I know, I know, it is for his own good, and in the long run it’s better to get the vaccines now rather than face a serious illness later. All that logic doesn’t help when my sweet little Tuco is crying so hard that little purple spots are showing up all over his head.
He did pretty well at the pediatrician’s office. He took an oral vaccination, and he didn’t cry. He just had a what-in-the-wide-wide-world-of-sports-is-a-goin’-on-here look on his face as he swallowed it down. The crying came when the nurse stuck him, first in the right leg and then in the left. He did calm down shortly afterwards and seemed fine, but the real crying didn’t start until the end of the day. It was close to his bedtime, and he was getting crabby and seemed uncomfortable. We decided to give him some Tylenol to help with any pain, so he could get a good night’s sleep.

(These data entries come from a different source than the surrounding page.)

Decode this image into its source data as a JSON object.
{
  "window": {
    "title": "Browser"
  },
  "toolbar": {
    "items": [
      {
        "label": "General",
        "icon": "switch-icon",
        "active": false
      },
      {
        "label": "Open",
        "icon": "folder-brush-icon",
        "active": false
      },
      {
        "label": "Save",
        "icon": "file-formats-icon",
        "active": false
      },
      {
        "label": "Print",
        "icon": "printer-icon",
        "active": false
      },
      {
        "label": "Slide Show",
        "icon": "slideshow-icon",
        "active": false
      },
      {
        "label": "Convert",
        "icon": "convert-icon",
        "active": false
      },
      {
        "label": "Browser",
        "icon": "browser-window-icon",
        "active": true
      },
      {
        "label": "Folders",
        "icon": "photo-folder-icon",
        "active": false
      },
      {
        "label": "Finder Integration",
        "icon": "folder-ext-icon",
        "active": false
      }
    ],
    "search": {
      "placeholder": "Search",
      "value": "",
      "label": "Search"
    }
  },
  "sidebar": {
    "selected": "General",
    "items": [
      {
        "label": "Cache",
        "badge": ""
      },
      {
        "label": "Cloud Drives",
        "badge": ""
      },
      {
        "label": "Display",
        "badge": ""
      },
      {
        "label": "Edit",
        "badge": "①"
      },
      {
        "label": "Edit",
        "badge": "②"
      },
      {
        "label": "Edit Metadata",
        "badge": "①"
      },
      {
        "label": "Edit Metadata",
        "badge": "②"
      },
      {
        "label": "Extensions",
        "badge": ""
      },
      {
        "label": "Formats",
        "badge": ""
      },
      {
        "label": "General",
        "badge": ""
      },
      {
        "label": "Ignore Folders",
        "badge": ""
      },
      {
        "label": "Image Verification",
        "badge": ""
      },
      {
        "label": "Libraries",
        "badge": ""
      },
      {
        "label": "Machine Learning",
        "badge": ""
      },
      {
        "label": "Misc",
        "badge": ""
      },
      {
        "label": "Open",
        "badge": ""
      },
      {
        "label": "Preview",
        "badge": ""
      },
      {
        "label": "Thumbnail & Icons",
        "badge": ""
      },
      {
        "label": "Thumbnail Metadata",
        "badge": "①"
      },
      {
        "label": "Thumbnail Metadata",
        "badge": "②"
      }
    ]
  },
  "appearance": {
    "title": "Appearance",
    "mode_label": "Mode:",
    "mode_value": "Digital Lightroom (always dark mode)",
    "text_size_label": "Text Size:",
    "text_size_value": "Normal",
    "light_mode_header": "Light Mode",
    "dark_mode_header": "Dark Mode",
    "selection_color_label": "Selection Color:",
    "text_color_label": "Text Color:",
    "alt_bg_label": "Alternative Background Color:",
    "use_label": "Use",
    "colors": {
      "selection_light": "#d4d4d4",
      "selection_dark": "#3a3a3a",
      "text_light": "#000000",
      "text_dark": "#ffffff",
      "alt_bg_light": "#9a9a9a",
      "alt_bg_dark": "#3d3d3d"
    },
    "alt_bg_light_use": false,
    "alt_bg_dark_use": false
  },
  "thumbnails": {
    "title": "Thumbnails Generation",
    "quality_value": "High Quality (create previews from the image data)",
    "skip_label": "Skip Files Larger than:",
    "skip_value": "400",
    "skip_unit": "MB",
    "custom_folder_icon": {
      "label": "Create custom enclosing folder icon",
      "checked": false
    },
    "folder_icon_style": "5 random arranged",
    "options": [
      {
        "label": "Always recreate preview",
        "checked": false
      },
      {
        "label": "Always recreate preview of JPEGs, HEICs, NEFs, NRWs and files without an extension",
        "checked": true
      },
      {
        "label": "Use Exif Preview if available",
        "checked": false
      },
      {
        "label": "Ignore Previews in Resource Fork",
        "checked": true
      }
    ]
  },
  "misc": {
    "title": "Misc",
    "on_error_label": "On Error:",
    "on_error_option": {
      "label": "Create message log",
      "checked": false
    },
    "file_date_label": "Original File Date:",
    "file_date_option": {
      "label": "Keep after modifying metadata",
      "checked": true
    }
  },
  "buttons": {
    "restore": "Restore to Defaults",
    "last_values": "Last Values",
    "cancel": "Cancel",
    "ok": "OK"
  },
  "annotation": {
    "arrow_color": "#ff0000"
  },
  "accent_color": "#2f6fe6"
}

As I put the medicine dropper into his mouth, he started to cry. It was as if something in his brain recalled the oral vaccination in the doctor’s office. He shot me a look as if to say, “You’re going to stick me in the legs next, aren’t you?” The crying intensified, and we couldn’t calm the poor guy down.
Eventually, my husband had Tuco in his nursery, trying to complete his bedtime routine by giving Tuco his last bottle for the day. I stood in the doorway watching and feeling absolutely terrible about everything. My husband seemed to be soothing Tuco, but having me in the room was a distraction for the little guy. I’m not sure if the sight of me was making him cry or if the distraction from the calm my husband was trying to create made him cry. I was affecting him in some way, and eventually my husband came over to me and said, “Sorry, I’m just going to do this” as he closed the door on me. Ouch. But I understood. Tuco was crying for a long time now and we needed to get him to go to sleep. Me pathetically lingering in the doorway wasn’t helping Tuco at all.
Tuco did go to sleep that evening, and the next day both he and I woke up just fine. His little Tweety Bird band-aids on each of his legs made me sad (see picture). They reminded me not only that the shots caused him pain, but also that he went to the doctor’s office thinking everything was all sunshine and lollipops. He smiled at everyone he encountered in the sweetest way as if they were his best pal. He had no idea they were going to stick him in the legs with needles. Seems like an early, heavy lesson that I don’t want my four-month old to learn.